THE PROBLEM:
Using the data below, determine the number of lines that include the string "icon". Write only that number.

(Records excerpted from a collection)
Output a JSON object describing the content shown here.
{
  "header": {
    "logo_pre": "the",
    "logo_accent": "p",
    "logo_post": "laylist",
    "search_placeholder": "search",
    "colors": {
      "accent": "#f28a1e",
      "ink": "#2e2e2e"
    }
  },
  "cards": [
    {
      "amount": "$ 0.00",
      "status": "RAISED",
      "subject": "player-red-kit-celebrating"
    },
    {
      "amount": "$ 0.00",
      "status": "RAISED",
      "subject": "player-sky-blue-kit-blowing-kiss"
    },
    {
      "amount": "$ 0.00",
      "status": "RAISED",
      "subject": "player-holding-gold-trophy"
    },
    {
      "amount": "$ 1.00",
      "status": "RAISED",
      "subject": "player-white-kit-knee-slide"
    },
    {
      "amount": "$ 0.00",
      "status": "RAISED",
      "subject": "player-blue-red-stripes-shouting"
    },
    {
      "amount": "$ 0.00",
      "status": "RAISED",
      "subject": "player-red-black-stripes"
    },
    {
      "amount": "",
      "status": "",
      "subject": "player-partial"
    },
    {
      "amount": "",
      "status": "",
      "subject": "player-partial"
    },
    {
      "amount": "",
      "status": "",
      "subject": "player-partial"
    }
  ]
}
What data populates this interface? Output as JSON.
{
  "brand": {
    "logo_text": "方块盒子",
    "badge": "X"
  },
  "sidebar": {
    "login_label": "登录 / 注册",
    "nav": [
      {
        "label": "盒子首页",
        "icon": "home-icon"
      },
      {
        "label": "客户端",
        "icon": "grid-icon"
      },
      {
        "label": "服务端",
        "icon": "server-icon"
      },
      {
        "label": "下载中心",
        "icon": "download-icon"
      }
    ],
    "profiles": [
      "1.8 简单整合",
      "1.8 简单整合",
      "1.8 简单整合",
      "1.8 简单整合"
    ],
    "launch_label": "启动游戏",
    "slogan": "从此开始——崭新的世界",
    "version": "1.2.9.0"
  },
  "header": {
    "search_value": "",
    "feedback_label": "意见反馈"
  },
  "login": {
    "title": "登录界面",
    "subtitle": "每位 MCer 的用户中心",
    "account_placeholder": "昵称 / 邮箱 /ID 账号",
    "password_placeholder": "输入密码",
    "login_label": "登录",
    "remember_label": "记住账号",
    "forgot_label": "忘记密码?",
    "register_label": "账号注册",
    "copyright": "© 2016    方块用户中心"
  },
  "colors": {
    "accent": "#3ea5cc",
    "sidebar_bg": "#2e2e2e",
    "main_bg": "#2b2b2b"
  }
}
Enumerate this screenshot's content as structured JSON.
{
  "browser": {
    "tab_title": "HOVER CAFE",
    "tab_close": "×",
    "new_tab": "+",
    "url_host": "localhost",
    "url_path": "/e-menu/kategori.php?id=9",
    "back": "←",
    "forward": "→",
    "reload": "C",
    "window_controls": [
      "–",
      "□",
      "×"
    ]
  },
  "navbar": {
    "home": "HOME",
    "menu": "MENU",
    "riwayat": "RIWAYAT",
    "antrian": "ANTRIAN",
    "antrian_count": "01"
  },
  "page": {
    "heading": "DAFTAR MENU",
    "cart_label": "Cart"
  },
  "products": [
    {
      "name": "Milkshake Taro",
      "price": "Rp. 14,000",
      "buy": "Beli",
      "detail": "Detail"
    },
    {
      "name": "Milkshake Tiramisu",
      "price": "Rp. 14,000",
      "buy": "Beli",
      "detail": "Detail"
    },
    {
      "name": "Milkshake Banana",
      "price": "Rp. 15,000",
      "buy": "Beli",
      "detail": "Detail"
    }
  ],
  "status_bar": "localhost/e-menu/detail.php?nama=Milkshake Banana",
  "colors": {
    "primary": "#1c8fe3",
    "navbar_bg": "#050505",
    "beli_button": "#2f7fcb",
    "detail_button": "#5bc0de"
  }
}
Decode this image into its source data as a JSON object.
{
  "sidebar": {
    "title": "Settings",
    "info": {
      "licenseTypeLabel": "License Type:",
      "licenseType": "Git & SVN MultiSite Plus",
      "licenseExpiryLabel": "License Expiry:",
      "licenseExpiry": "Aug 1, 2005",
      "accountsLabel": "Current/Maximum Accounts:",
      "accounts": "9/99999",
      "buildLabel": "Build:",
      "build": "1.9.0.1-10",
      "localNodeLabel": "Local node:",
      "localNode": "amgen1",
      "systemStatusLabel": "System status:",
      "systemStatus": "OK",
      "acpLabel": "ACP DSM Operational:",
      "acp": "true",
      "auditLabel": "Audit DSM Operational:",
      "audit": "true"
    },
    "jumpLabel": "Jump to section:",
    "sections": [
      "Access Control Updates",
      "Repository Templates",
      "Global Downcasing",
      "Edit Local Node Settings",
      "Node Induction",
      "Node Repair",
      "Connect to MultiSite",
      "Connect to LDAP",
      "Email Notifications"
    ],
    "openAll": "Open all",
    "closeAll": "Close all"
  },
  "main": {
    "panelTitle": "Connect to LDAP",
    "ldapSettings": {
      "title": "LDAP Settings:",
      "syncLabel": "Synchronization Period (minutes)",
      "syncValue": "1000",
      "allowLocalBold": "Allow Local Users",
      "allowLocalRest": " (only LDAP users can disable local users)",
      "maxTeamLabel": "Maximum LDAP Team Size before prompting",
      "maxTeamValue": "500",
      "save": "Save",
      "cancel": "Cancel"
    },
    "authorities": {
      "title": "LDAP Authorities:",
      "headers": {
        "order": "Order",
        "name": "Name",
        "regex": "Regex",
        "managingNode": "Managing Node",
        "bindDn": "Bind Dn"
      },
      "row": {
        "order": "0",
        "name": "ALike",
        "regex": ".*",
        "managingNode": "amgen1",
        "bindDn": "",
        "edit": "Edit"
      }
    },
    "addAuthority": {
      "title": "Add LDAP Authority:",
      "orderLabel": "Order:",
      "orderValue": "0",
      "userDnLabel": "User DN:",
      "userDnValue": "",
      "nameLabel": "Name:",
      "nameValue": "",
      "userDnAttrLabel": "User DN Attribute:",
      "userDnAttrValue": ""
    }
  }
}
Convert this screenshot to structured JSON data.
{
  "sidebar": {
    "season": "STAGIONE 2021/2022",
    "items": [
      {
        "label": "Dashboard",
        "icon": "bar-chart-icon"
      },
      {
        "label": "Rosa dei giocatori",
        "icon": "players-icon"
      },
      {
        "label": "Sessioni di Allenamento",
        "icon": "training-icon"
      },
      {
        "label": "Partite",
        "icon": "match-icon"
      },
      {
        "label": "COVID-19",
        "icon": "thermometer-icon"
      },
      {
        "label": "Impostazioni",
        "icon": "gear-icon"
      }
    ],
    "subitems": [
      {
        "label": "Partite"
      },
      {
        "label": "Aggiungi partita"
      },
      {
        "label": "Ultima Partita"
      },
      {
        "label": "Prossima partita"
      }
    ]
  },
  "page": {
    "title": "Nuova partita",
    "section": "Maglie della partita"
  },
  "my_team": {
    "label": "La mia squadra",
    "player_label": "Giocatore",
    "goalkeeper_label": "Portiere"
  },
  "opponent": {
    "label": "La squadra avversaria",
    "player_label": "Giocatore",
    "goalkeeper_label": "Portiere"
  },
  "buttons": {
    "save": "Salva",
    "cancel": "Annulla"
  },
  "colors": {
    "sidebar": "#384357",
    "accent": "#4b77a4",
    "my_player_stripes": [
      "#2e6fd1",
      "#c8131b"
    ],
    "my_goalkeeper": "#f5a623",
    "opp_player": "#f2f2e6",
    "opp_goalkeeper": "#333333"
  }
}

SOLVED PROBLEM:
10